"The truth is that a normal human brain, working correctly and normally, will far out-produce negative thoughts to positive thoughts on any given day. Our brains kept us alive by being anxious about saber-toothed tigers around every bend. They also kept us alive by analyzing, calculating, and keeping us in-step with the tribe at all times.
Now that our “tribe” is global, our poor anxious brains are constantly evaluating just how lousy we are..." - Katie Read
Can You Eliminate Anxiety?
by Katie Read, MFT
I got it again today. That, “Oh, lady, don’t tell me that,” look. I get it when I talk to anxious clients and tell them that their anxiety might never go away. Let’s just say that honesty doesn’t sell a lot of self-help books.
I quickly follow, though, with more of the truth—that there are proven, evidenced-based ways to still live a great life, even when anxiety shows up.
Clients aren’t thrilled to hear this. I completely understand. We want to hear that in just a few more weeks, this will go away forever. We want to hear a guarantee that the crippling panic won’t grip our chest again, and certainly not in a public place, or before a speech at work, or on a date. We want to hear that there is just something a little bit wrong with our personal brain, and that if we just work a little harder, just learn the perfect technique, this racing panicked feeling will all be a memory.
And if any therapist—anyone—had that fool-proof long-term solution, think of the wealth and fame!
But there is no “cure” for anxiety, and the idea that the cure for it is right around the bend is an idea built on fallacy.
- The fallacy is that you are broken.
- The fallacy is that you, your whole being, is a problem that must be solved.
- The fallacy is that you are unique in your struggle, and it’s happening to you because you’re doing something wrong, or not trying hard enough.
Fallacy, fallacy, fallacy.
So what’s the truth, according to our most current science? The truth is that a normal human brain, working correctly and normally, will far out-produce negative thoughts to positive thoughts on any given day.
Our brains kept us alive by being anxious about saber-toothed tigers around every bend. They also kept us alive by analyzing, calculating, and keeping us in-step with the tribe at all times.

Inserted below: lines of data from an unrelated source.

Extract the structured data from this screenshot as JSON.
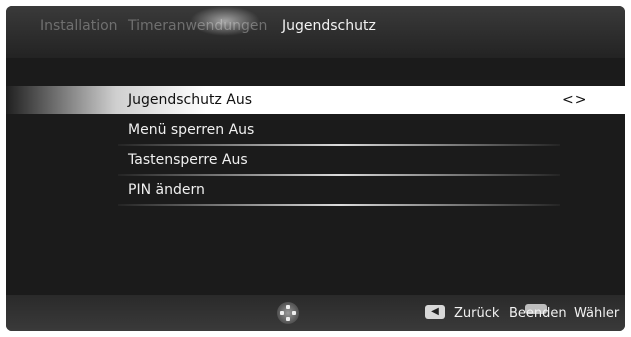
{
  "header": {
    "tabs": [
      {
        "label": "Installation",
        "active": false
      },
      {
        "label": "Timeranwendungen",
        "active": false
      },
      {
        "label": "Jugendschutz",
        "active": true
      }
    ]
  },
  "menu": {
    "items": [
      {
        "label": "Jugendschutz Aus",
        "selected": true
      },
      {
        "label": "Menü sperren Aus",
        "selected": false
      },
      {
        "label": "Tastensperre Aus",
        "selected": false
      },
      {
        "label": "PIN ändern",
        "selected": false
      }
    ],
    "selected_arrows": "<>"
  },
  "footer": {
    "back_label": "Zurück",
    "exit_label": "Beenden",
    "choose_label": "Wähler",
    "icons": [
      "navigation-pad-icon",
      "back-key-icon",
      "exit-key-icon"
    ]
  }
}
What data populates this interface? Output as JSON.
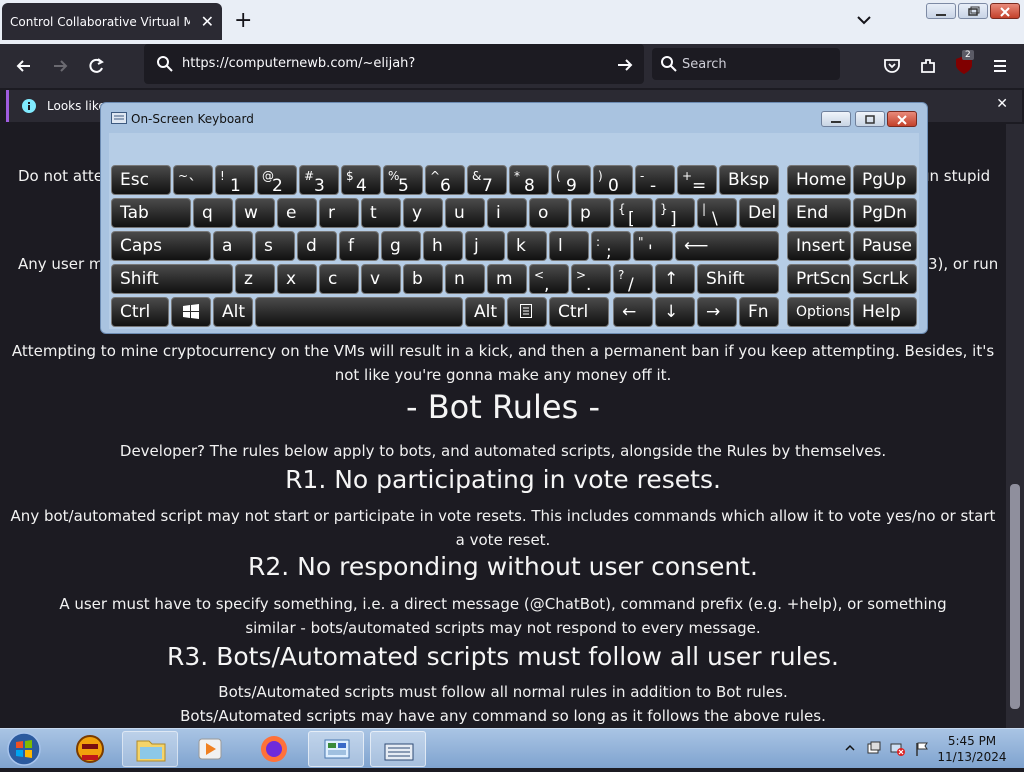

Now that our “tribe” is global, our poor anxious brains are constantly evaluating just how lousy we are compared to all the smarter, sexier, richer, and more powerful. And our anxiety churns on.
So if we can’t get rid of our anxiety, what do we do with it? Well, according to the research field supporting Acceptance and Commitment Therapy (ACT), we do a few counter-intuitive but powerful things.
- Accept. Accept that you are a person who sometimes has anxiety. Accept that you are not a problem to be solved, and trying to eliminate part of yourself implies that you are.
- Defuse. When anxious thoughts arise, an ACT therapist can teach you skills to make more space so they no longer control you, compel you, or start you spinning off.
- Expand. Instead of shutting down when anxious sensations shoot up, you can learn to breathe right into the middle of them, expand around them, and ride them out. With practice, this tool will increase your confidence in your ability to manage stressful situations.
- Direct. With these tools in your belt, you can finally begin to realize and live by your deepest values. You can recognize that anxiety does not have to prevent you from doing the most important things, or being the person you most want to be. Your deepest self is the driver: not that over-working mind of yours.